The Third Volume in the series Communication Processes engages in understanding processes of communication in relation to cultural configurations and contending forces that permeate them. This volume is positioned at the interface of culture and communication—exploring ways in which interaction, negotiations, and even conflicts are voiced. It re-examines our conception of culture to show that communities cannot be divided into polarities such as ‘elite and popular’ or ‘dominant and subaltern’—establishing that such clear divisions cannot exist in society. Culture is therefore perceived as a field of contending forces: a milieu of exchange, encounter, confrontation, and possibly conflict.
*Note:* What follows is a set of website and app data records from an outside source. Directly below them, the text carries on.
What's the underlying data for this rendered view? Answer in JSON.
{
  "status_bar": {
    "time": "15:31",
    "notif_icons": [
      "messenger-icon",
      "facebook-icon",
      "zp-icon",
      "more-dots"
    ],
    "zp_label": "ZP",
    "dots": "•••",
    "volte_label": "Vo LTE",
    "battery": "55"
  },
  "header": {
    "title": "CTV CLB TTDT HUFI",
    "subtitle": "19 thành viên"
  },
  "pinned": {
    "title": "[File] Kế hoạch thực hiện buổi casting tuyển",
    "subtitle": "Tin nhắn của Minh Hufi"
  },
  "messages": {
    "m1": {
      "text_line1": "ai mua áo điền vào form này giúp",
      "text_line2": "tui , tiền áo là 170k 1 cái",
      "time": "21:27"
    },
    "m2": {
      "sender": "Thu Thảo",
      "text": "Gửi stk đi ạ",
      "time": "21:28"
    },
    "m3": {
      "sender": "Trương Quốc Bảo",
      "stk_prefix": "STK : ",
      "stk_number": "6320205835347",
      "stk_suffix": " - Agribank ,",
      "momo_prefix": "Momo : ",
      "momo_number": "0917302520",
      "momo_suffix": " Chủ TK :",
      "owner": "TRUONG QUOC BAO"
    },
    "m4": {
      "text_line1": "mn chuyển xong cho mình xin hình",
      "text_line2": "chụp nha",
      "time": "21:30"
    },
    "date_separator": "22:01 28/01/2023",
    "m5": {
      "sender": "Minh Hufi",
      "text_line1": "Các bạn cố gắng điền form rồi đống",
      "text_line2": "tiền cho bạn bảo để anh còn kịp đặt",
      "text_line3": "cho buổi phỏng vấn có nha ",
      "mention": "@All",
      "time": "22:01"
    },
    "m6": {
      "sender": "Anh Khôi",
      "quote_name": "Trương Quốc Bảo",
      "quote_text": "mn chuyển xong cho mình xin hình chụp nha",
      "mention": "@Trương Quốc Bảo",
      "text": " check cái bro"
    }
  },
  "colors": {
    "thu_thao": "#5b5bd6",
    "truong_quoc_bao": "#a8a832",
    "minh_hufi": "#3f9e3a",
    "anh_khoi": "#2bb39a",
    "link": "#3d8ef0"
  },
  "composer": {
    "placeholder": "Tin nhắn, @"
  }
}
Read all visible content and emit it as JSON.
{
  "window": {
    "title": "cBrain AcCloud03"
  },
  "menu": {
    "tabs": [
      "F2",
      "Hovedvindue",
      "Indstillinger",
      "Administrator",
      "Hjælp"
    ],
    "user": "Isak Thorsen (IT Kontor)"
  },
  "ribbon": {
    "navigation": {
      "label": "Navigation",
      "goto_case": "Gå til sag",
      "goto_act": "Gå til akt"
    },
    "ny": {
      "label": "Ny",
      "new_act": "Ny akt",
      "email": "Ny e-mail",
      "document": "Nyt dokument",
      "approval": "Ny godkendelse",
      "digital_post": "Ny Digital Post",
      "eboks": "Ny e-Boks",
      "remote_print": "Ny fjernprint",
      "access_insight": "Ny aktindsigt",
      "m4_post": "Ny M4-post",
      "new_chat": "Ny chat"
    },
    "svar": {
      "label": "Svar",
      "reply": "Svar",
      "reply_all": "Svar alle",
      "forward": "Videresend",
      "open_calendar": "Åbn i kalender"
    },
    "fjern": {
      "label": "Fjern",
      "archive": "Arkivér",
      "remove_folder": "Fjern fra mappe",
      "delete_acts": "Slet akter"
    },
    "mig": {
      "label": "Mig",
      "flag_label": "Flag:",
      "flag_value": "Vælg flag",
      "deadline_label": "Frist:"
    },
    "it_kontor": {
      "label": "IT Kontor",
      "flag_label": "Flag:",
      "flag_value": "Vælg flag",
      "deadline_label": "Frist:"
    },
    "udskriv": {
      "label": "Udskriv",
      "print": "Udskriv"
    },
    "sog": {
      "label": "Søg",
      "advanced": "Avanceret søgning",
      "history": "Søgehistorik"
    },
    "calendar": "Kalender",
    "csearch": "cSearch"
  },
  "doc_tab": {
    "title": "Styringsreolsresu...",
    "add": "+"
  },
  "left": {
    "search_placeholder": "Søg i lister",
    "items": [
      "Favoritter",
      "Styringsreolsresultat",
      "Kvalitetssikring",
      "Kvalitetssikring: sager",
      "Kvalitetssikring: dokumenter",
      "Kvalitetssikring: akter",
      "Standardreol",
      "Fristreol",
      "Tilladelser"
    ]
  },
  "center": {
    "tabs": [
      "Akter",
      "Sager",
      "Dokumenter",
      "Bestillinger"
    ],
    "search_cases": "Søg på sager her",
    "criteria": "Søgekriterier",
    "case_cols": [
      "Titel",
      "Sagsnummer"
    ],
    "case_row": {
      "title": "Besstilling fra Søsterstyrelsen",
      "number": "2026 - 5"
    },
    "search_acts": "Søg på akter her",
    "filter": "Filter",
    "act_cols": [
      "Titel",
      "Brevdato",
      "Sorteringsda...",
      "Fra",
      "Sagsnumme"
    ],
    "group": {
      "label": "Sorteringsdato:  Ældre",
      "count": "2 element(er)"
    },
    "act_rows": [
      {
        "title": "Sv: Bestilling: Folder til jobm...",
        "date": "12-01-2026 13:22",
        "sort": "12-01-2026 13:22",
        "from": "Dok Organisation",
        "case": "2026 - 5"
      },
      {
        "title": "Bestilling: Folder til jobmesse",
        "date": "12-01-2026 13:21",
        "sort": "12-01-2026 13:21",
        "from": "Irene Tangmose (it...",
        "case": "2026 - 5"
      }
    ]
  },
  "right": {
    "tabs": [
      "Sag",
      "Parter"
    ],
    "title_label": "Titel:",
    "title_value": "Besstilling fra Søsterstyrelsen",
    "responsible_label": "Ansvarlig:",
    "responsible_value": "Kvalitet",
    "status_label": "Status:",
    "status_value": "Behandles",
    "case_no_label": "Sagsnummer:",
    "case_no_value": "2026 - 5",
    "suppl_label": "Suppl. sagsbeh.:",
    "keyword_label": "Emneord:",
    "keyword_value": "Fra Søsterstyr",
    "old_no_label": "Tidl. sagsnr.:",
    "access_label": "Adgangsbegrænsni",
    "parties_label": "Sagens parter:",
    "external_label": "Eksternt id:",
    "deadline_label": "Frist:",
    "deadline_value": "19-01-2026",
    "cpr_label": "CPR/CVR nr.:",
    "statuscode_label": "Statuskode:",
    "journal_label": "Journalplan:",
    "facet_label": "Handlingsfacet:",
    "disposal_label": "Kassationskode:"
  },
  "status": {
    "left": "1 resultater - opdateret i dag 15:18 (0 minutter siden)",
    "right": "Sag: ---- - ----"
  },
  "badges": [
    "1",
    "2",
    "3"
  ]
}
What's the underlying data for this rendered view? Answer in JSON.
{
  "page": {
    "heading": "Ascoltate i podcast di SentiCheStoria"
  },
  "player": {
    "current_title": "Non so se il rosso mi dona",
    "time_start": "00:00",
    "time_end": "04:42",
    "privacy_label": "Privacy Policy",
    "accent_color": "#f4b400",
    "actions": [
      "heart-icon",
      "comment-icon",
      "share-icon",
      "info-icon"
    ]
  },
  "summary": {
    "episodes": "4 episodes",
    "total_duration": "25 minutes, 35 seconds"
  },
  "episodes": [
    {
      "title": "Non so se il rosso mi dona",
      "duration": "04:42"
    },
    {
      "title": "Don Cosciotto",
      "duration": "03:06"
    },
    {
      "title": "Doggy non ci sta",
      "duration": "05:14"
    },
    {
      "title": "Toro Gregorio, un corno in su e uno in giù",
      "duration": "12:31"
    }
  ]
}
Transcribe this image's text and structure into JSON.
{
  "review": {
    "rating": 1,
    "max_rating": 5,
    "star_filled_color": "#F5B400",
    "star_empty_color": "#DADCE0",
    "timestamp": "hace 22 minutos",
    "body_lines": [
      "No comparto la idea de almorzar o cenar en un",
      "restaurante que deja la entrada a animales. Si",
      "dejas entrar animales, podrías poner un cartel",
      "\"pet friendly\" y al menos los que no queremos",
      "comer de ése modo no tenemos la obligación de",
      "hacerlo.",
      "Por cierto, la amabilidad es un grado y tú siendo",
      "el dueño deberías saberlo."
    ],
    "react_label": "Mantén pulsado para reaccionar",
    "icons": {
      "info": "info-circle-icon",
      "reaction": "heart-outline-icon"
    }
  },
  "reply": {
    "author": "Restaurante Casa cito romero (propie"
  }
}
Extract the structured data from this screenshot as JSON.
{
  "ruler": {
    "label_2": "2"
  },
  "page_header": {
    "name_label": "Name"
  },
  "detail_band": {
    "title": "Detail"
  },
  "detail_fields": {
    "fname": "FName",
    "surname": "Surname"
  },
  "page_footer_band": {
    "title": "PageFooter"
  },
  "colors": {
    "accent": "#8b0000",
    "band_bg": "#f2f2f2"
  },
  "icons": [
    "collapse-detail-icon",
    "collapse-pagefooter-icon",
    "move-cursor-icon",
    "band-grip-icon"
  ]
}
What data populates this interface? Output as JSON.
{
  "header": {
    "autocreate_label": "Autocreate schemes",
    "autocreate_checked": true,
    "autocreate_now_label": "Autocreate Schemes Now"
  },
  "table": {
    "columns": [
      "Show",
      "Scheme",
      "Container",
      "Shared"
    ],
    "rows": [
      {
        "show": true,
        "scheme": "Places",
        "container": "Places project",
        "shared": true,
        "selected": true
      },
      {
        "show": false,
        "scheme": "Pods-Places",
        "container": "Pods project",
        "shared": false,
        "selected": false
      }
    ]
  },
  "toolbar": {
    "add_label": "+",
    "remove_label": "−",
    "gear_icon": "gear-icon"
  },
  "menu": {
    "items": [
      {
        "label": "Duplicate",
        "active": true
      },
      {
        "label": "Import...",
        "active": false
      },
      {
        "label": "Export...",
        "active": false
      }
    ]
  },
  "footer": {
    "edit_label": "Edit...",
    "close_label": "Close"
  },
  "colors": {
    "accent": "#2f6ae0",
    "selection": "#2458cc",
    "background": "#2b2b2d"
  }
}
Chapter 6: Say it in Singing! Prosodic Patterns and Rhetorics in the Performance of Grindmill Songs
Experimental studies of reading and spontaneous speech analysis have brought into light the role of tonal patterns (an aspect of speech prosody) in conveying rhetoric aspects of verbal communication hitherto overlooked by classical linguistic analysis. Speakers tend to rely on tonal patterns–basically excursions of the fundamental pitch ‘F0’–to make their message ‘known’, ‘believed’ and to instil a subjective dimension into it.
It makes sense to hypothesize that similar strategies might be worked out by singers when the focus of their performance is a subjective re-interpretation of textual and symbolic contents of the ...